They trust the products more if they are purchased overseas and would go to great extent to hunt the real bargains, often making the main activity of their overseas travel on luxury shopping! I know I enjoy visiting the stores with beautiful things like shoes, handbags, clothes and jewellery. It is not uncommon for me to fall in love with one shop or brand and make many purchases from the store from head to toe.
I often joked that retailers love having me as their customer, as when I go shopping, it is a serious affair when my business mind looks at this goes with that and that and that!
So, what does this mean for the retail SME sector in Australia?
We are seeing changes in the shopping experience around Australia particularly in the major cities, with stores wanting to learn how to attract the Chinese consumers, and get them into their shops rather than circling outside them.
Australia is well stocked with stores and brands from all around the world.
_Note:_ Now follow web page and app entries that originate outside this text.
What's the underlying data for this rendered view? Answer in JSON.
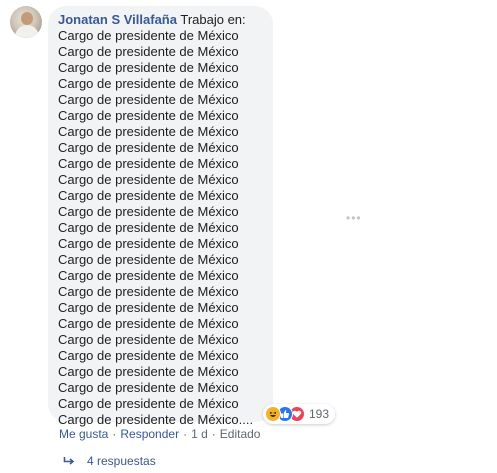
{
  "comment": {
    "author": "Jonatan S Villafaña",
    "lines": [
      "Trabajo en:",
      "Cargo de presidente de México",
      "Cargo de presidente de México",
      "Cargo de presidente de México",
      "Cargo de presidente de México",
      "Cargo de presidente de México",
      "Cargo de presidente de México",
      "Cargo de presidente de México",
      "Cargo de presidente de México",
      "Cargo de presidente de México",
      "Cargo de presidente de México",
      "Cargo de presidente de México",
      "Cargo de presidente de México",
      "Cargo de presidente de México",
      "Cargo de presidente de México",
      "Cargo de presidente de México",
      "Cargo de presidente de México",
      "Cargo de presidente de México",
      "Cargo de presidente de México",
      "Cargo de presidente de México",
      "Cargo de presidente de México",
      "Cargo de presidente de México",
      "Cargo de presidente de México",
      "Cargo de presidente de México",
      "Cargo de presidente de México",
      "Cargo de presidente de México...."
    ],
    "more_options_icon": "ellipsis-icon",
    "reactions": {
      "icons": [
        "haha-icon",
        "like-icon",
        "love-icon"
      ],
      "count": "193",
      "colors": {
        "haha": "#f7b125",
        "like": "#2078f4",
        "love": "#f33e58"
      }
    },
    "actions": {
      "like": "Me gusta",
      "reply": "Responder",
      "time": "1 d",
      "edited": "Editado",
      "separator": "·"
    },
    "replies": {
      "icon": "reply-arrow-icon",
      "label": "4 respuestas"
    }
  },
  "colors": {
    "link": "#385898",
    "bubble": "#f2f3f5",
    "meta": "#606770"
  }
}
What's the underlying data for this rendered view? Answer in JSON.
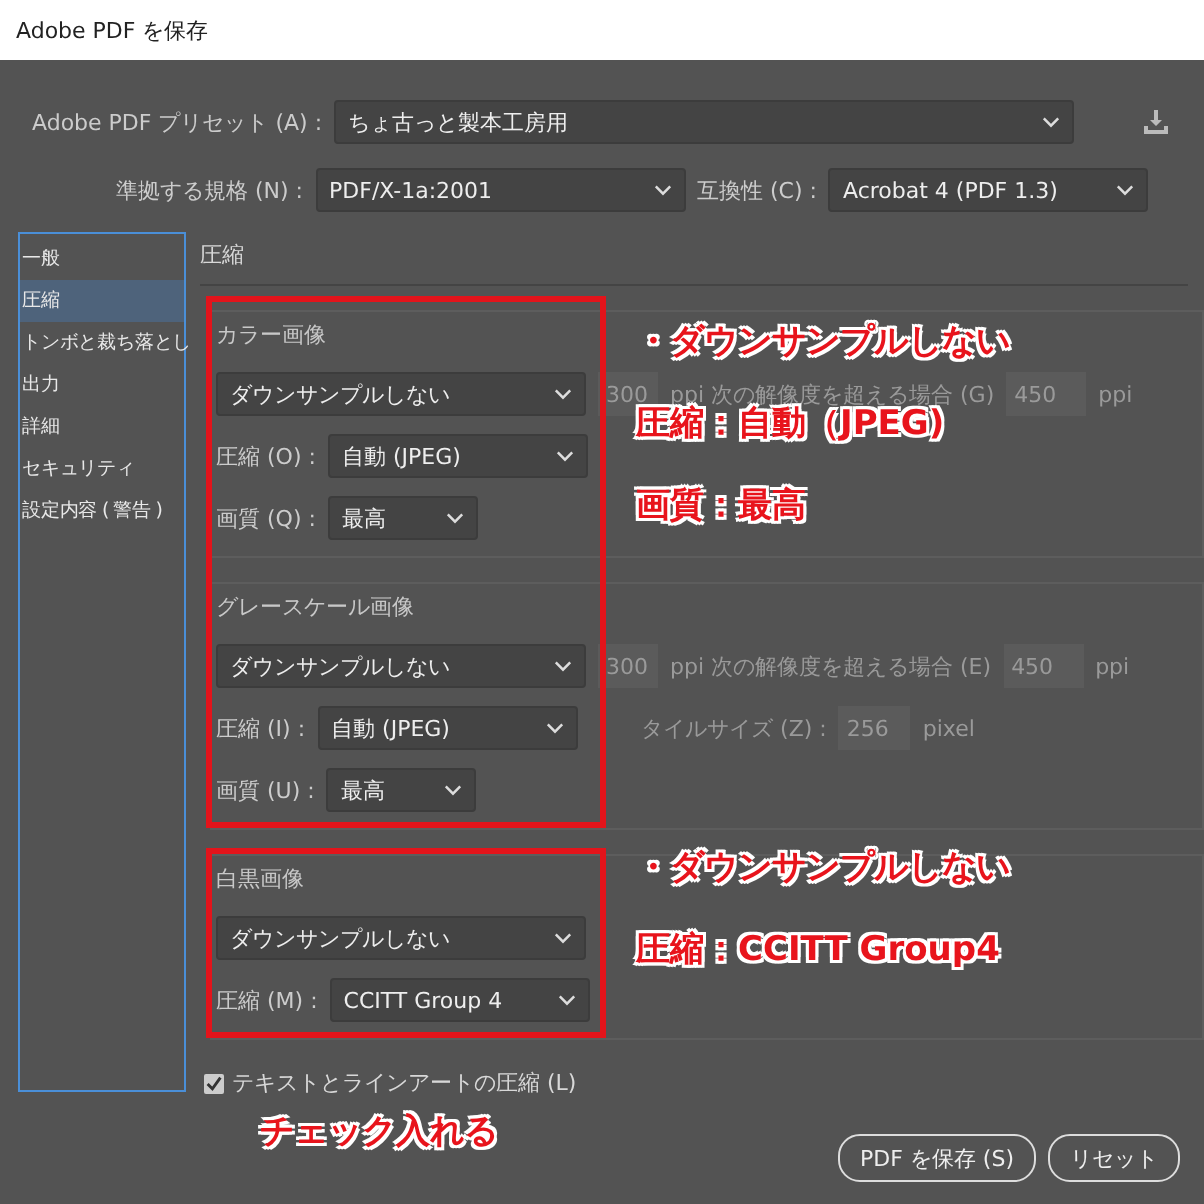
{
  "window": {
    "title": "Adobe PDF を保存"
  },
  "preset": {
    "label": "Adobe PDF プリセット (A) :",
    "value": "ちょ古っと製本工房用"
  },
  "standard": {
    "label": "準拠する規格 (N) :",
    "value": "PDF/X-1a:2001"
  },
  "compatibility": {
    "label": "互換性 (C) :",
    "value": "Acrobat 4 (PDF 1.3)"
  },
  "sidebar": {
    "items": [
      {
        "label": "一般",
        "selected": false
      },
      {
        "label": "圧縮",
        "selected": true
      },
      {
        "label": "トンボと裁ち落とし",
        "selected": false
      },
      {
        "label": "出力",
        "selected": false
      },
      {
        "label": "詳細",
        "selected": false
      },
      {
        "label": "セキュリティ",
        "selected": false
      },
      {
        "label": "設定内容 ( 警告 )",
        "selected": false
      }
    ]
  },
  "panel": {
    "title": "圧縮",
    "groups": [
      {
        "title": "カラー画像",
        "downsample": "ダウンサンプルしない",
        "resolution": {
          "disabled": true,
          "value": "300",
          "text": "ppi 次の解像度を超える場合 (G)",
          "threshold": "450",
          "unit": "ppi"
        },
        "compression": {
          "label": "圧縮 (O) :",
          "value": "自動 (JPEG)"
        },
        "quality": {
          "label": "画質 (Q) :",
          "value": "最高"
        }
      },
      {
        "title": "グレースケール画像",
        "downsample": "ダウンサンプルしない",
        "resolution": {
          "disabled": true,
          "value": "300",
          "text": "ppi 次の解像度を超える場合 (E)",
          "threshold": "450",
          "unit": "ppi"
        },
        "compression": {
          "label": "圧縮 (I) :",
          "value": "自動 (JPEG)"
        },
        "tile_size": {
          "disabled": true,
          "label": "タイルサイズ (Z) :",
          "value": "256",
          "unit": "pixel"
        },
        "quality": {
          "label": "画質 (U) :",
          "value": "最高"
        }
      },
      {
        "title": "白黒画像",
        "downsample": "ダウンサンプルしない",
        "compression": {
          "label": "圧縮 (M) :",
          "value": "CCITT Group 4"
        }
      }
    ],
    "checkbox": {
      "label": "テキストとラインアートの圧縮 (L)",
      "checked": true
    }
  },
  "buttons": [
    "PDF を保存 (S)",
    "リセット"
  ],
  "annotations": [
    {
      "lines": [
        "・ダウンサンプルしない",
        "圧縮：自動（JPEG)",
        "画質：最高"
      ]
    },
    {
      "lines": [
        "・ダウンサンプルしない",
        "圧縮：CCITT Group4"
      ]
    },
    {
      "lines": [
        "チェック入れる"
      ]
    }
  ]
}
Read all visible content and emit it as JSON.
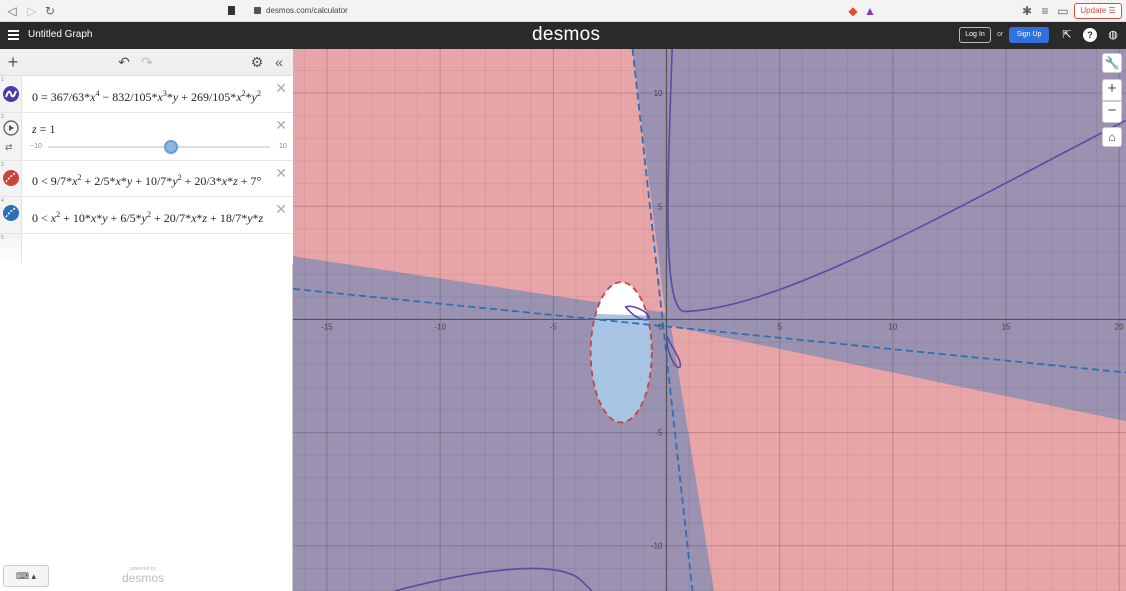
{
  "browser": {
    "url": "desmos.com/calculator",
    "update_label": "Update"
  },
  "header": {
    "title": "Untitled Graph",
    "logo": "desmos",
    "login_label": "Log In",
    "or_label": "or",
    "signup_label": "Sign Up"
  },
  "expressions": [
    {
      "num": "1",
      "latex_html": "0 = 367/63*<i>x</i><sup>4</sup> − 832/105*<i>x</i><sup>3</sup>*<i>y</i> + 269/105*<i>x</i><sup>2</sup>*<i>y</i><sup>2</sup>",
      "color": "#4b3aa7"
    },
    {
      "num": "2",
      "latex_html": "<i>z</i> = 1",
      "slider_min": "−10",
      "slider_max": "10"
    },
    {
      "num": "3",
      "latex_html": "0 &lt; 9/7*<i>x</i><sup>2</sup> + 2/5*<i>x</i>*<i>y</i> + 10/7*<i>y</i><sup>2</sup> + 20/3*<i>x</i>*<i>z</i> + 7°",
      "color": "#c74440"
    },
    {
      "num": "4",
      "latex_html": "0 &lt; <i>x</i><sup>2</sup> + 10*<i>x</i>*<i>y</i> + 6/5*<i>y</i><sup>2</sup> + 20/7*<i>x</i>*<i>z</i> + 18/7*<i>y</i>*<i>z</i>",
      "color": "#2d70b3"
    },
    {
      "num": "5"
    }
  ],
  "powered_by": {
    "line1": "powered by",
    "line2": "desmos"
  },
  "graph": {
    "x_ticks": [
      "-15",
      "-10",
      "-5",
      "0",
      "5",
      "10",
      "15",
      "20"
    ],
    "y_ticks": [
      "10",
      "5",
      "-5",
      "-10"
    ],
    "xlim": [
      -16.5,
      20.3
    ],
    "ylim": [
      -12,
      11.95
    ],
    "colors": {
      "red_region": "#e8a5a8",
      "purple_region": "#9a92b0",
      "blue_region": "#a7c4e2",
      "curve": "#5a4aa8",
      "red_dash": "#c74440",
      "blue_dash": "#2d70b3"
    }
  },
  "graph_tools": {
    "wrench": "wrench-icon",
    "zoom_in": "+",
    "zoom_out": "−",
    "home": "home-icon"
  }
}
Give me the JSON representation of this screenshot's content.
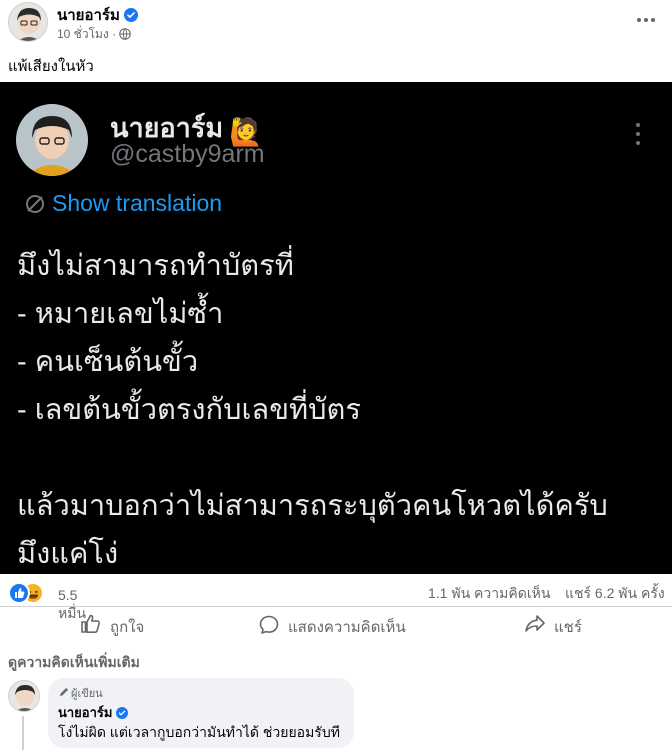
{
  "post": {
    "author": "นายอาร์ม",
    "time": "10 ชั่วโมง",
    "meta_separator": "·",
    "text": "แพ้เสียงในหัว"
  },
  "tweet": {
    "name": "นายอาร์ม",
    "emoji": "🙋",
    "handle": "@castby9arm",
    "translate": "Show translation",
    "lines": [
      "มึงไม่สามารถทำบัตรที่",
      "- หมายเลขไม่ซ้ำ",
      "- คนเซ็นต้นขั้ว",
      "- เลขต้นขั้วตรงกับเลขที่บัตร",
      "",
      "แล้วมาบอกว่าไม่สามารถระบุตัวคนโหวตได้ครับ",
      "มึงแค่โง่"
    ]
  },
  "stats": {
    "reactions": "5.5 หมื่น",
    "comments": "1.1 พัน ความคิดเห็น",
    "shares": "แชร์ 6.2 พัน ครั้ง"
  },
  "actions": {
    "like": "ถูกใจ",
    "comment": "แสดงความคิดเห็น",
    "share": "แชร์"
  },
  "comments": {
    "view_more": "ดูความคิดเห็นเพิ่มเติม",
    "items": [
      {
        "badge": "ผู้เขียน",
        "name": "นายอาร์ม",
        "text": "โง่ไม่ผิด แต่เวลากูบอกว่ามันทำได้ ช่วยยอมรับที"
      }
    ]
  },
  "colors": {
    "facebook_blue": "#1877f2",
    "twitter_blue": "#1d9bf0",
    "tweet_background": "#000000",
    "secondary_text": "#65676b"
  },
  "icons": [
    "verified-badge-icon",
    "globe-icon",
    "more-options-icon",
    "translate-icon",
    "like-reaction-icon",
    "haha-reaction-icon",
    "thumbs-up-icon",
    "comment-bubble-icon",
    "share-arrow-icon",
    "author-pen-icon"
  ]
}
Luxury brands from Australia and Europe, are cheaper to buy in Australia than if they were purchased in China because of taxes imposed in China for the Chinese consumers. There are also more choices and the Chinese trust overseas luxury brand shops more, with the biggest fear that they don’t want to be caught paying luxury price for a fake product!
It was interesting to see collaboration activities, one of which was a VIP event co hosted by Westpac bank, Burberry and Harper’s Bazaar magazine in Sydney. It was pleasing to see that they are making great effort to raise awareness of their brands, including, private wealth banking, fashion and publishing.
Retail SMEs whose targets are the luxury consumers or the international consumers, can make small changes in their stores to enjoy the influx of new arrivals, many of whom want to shop and spend.
However, it is not easy unless they understand the traits of the Chinese consumer.
The Chinese consumer is also evolving. According to China Skinny, mark tanner, says that more than 80% of Chinese travellers from mainland China, cite, shopping a crucial part of their travel plans. The Chinese internet users are the highest users in the world of social media, and as high as 90%. The Chinese shoppers also follow brands, more than the global trends, as high as 60% versus 38% globally.
More than 40% use social media to make buying decisions, and may view as many as 10 websites before they make a decision to buy.
Imagine this retail shopping frenzy when there are discounts and bargains of luxury items on sale!
The retail industry in Australia is presented with the challenge on how to reach out to the Chinese consumer market, the wealthy Chinese visitor who on an average, spend more than international visitors from other countries.
There are a wide range of strategies including creating an awareness of their brand and having an online presence in Chines social media. Marketing to the premium Chinese consumer is highly dependent on social media and understanding culture.
Some of the strategies can include, specifically tailored marketing to the Chinese in Australia, who will then in turn spread the stories to their friends and followers in China, And the other is to target the visitor Chinese, giving them reasons to go viral to showcase their purchase and taste of luxury brands to their friends and families in China. There are the traditional marketing strategies via the newspapers, magazines and social media online presence via WeChat and Weibo.
So, what does a luxury premium Chinese consumer want? They all want the luxury experience and not missing out of what was only a dream only a few years ago. Men and women are becoming more discerning in their tastes and can be demanding in their retail shopping needs.
Whatever that premium consumer wants, we hope they do not become known as the ‘Crazy Rich Chinese’ as described in the outrageously funny best selling novel by Kevin Kwan called ‘Crazy Rich Asians’.